▸ **Aim of the exercise**
Could you filter the records below down to the lines that include the word "this"?

(Dataset items)
···

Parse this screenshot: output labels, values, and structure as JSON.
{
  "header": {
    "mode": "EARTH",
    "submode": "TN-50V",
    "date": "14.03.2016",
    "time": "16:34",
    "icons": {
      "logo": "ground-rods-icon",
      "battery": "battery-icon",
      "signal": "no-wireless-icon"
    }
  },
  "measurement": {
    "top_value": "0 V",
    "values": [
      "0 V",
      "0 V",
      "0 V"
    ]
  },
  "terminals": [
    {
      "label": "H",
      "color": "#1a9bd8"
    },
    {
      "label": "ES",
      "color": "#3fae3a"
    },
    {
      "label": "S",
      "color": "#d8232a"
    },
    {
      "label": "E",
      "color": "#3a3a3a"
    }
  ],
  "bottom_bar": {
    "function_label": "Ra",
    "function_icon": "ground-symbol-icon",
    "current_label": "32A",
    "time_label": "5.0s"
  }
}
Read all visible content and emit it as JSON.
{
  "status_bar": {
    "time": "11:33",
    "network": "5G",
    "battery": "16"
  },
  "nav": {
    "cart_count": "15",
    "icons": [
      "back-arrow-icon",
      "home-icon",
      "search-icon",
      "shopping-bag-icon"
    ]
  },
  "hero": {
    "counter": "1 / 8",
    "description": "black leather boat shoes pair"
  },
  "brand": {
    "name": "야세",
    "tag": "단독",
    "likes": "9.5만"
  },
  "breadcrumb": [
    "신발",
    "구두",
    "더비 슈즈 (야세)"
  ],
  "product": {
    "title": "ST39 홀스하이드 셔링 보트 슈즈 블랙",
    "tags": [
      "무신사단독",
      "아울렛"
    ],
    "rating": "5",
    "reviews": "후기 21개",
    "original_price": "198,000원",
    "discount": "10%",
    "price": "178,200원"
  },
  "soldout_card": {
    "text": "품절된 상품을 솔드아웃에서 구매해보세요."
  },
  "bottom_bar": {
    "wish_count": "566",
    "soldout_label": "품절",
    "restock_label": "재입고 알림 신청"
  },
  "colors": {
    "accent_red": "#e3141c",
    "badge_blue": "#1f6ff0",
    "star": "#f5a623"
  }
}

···

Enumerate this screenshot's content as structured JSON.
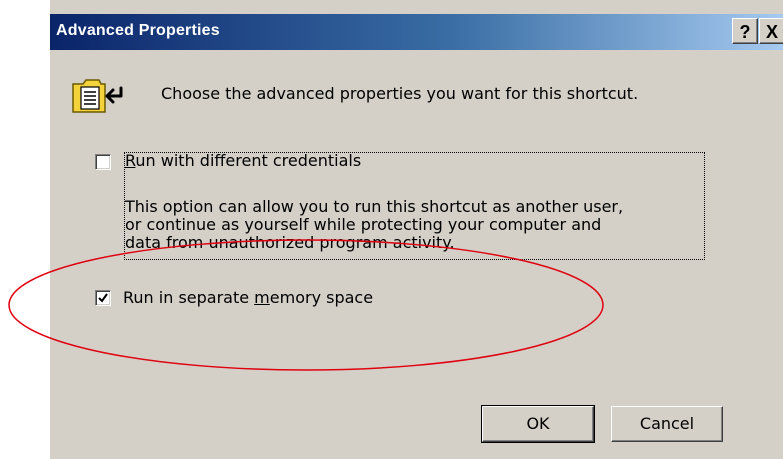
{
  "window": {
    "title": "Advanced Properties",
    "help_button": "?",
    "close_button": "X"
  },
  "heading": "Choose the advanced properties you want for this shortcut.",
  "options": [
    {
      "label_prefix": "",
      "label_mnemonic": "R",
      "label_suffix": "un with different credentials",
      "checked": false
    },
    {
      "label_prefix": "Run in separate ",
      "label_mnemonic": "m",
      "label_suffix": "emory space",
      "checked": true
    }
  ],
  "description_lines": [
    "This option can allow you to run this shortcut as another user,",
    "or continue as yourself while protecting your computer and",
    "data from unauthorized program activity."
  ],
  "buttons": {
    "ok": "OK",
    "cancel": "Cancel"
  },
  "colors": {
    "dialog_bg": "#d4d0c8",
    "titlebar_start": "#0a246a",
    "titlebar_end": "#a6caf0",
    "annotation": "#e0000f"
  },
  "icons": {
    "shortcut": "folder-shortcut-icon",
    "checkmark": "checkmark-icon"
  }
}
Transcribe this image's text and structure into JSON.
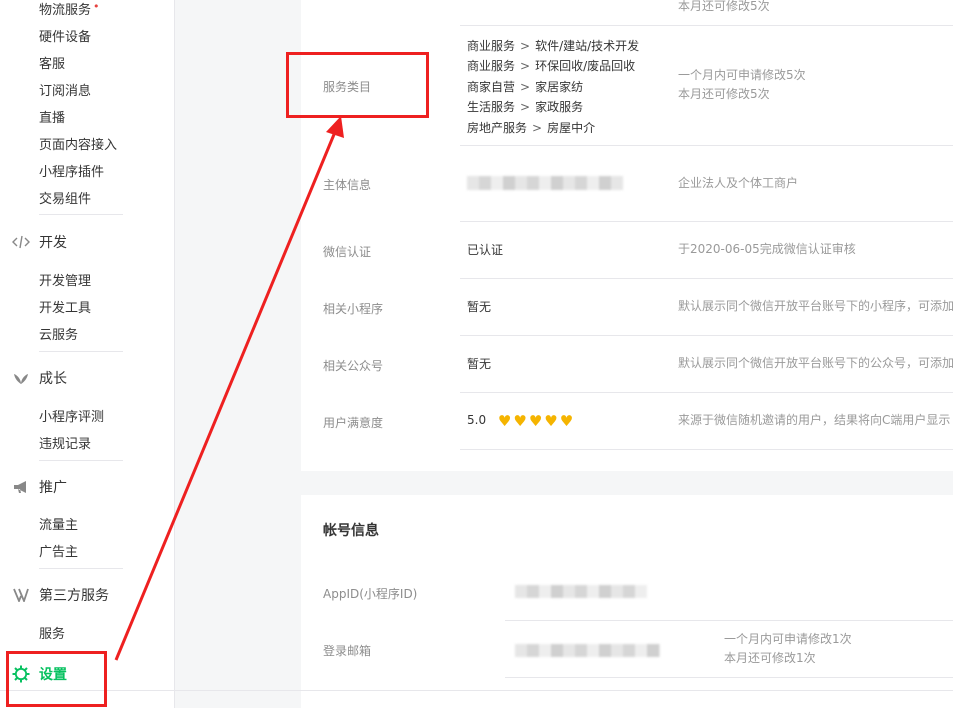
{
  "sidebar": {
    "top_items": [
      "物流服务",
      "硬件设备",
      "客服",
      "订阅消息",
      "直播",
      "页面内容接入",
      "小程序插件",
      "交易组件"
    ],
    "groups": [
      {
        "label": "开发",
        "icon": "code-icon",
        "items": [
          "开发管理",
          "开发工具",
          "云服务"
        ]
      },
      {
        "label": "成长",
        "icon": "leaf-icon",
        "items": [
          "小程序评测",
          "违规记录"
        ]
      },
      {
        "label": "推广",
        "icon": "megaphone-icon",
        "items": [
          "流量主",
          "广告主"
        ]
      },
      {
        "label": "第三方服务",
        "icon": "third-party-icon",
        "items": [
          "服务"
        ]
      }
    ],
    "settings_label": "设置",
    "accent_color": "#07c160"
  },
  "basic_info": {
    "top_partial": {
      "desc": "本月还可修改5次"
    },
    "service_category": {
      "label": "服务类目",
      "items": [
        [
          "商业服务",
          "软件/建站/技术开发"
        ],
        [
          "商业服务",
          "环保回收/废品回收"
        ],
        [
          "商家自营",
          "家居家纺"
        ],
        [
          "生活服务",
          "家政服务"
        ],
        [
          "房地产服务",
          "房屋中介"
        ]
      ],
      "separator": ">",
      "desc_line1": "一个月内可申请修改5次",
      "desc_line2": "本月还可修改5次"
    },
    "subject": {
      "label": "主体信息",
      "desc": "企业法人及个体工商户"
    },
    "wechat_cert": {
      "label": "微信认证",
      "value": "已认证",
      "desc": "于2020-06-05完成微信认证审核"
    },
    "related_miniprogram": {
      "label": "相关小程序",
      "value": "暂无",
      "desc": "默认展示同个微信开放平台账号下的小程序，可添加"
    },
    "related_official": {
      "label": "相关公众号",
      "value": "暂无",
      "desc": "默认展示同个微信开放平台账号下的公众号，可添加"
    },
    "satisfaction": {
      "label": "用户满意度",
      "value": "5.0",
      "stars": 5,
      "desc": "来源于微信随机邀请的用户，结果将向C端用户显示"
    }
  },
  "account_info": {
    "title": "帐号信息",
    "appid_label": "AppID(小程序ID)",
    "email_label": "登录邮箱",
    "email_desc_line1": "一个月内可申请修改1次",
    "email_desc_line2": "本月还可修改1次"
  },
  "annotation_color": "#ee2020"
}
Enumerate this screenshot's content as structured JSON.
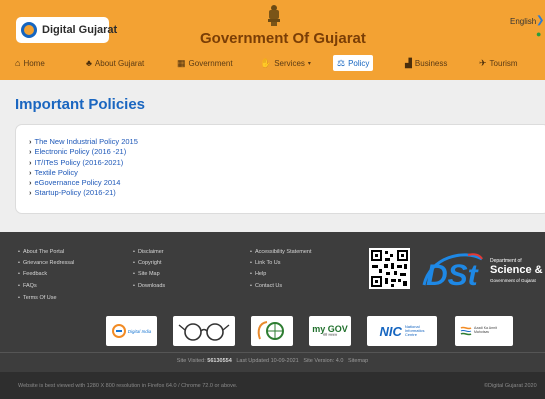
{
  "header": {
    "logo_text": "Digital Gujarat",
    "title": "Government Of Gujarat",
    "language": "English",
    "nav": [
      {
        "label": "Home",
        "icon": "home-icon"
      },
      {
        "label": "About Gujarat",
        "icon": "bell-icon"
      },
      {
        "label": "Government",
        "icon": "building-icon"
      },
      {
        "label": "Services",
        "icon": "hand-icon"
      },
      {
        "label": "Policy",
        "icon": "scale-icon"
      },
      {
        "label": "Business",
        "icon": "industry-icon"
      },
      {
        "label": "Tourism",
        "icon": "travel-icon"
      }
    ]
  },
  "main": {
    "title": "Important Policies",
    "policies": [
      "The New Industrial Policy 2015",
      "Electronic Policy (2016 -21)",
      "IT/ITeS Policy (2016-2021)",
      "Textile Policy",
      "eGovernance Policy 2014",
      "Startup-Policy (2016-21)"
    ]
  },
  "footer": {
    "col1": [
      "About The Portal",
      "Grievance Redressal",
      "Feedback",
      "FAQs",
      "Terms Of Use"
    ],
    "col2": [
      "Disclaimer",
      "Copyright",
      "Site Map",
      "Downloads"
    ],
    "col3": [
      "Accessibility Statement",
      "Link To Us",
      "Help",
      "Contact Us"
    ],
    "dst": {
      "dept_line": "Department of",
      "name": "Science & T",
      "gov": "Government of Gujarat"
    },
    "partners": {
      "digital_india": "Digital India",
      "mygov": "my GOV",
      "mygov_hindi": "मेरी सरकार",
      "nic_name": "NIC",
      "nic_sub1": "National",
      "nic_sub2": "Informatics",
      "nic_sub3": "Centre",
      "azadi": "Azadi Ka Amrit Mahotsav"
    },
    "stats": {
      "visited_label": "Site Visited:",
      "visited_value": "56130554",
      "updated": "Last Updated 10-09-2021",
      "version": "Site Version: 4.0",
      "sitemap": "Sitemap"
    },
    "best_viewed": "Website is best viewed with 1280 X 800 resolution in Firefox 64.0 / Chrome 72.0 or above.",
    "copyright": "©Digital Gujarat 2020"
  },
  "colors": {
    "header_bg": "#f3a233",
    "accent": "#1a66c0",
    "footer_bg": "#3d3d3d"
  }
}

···

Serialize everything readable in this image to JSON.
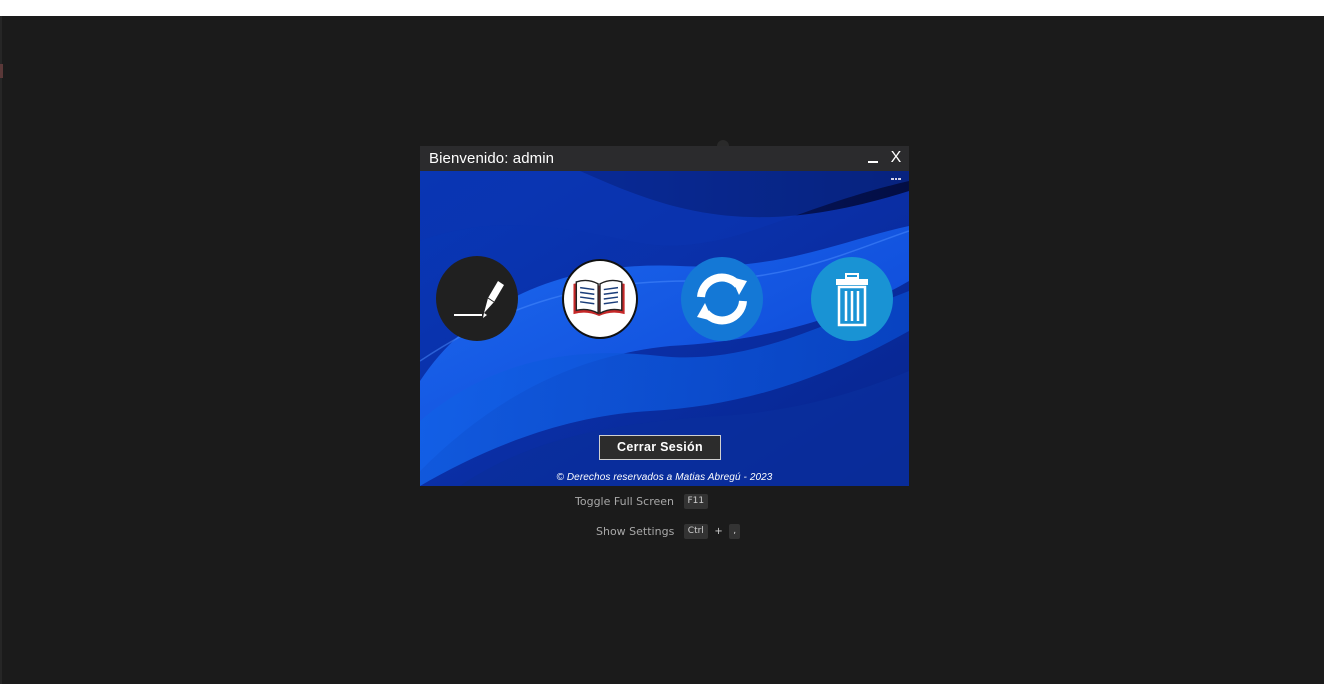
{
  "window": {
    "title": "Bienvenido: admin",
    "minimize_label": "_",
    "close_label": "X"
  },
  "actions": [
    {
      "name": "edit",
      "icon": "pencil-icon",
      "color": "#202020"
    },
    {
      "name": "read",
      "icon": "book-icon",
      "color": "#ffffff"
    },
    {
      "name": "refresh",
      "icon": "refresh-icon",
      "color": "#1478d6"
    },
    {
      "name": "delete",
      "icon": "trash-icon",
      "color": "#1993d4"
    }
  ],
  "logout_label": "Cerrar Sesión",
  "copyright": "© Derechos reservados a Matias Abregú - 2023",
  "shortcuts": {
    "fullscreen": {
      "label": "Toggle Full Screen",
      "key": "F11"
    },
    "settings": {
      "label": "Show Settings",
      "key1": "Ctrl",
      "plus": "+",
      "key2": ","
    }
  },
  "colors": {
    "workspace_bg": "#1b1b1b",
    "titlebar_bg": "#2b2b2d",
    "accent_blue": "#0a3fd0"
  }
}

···

▸ **Response**
Parse this screenshot: output labels, values, and structure as JSON.
Enumerate this screenshot's content as structured JSON.
  "heading": "Choose the advanced properties you want for this shortcut.",
    "This option can allow you to run this shortcut as another user,",
Transcribe this image's text and structure into JSON.
Enumerate this screenshot's content as structured JSON.
Serialize everything readable in this image to JSON.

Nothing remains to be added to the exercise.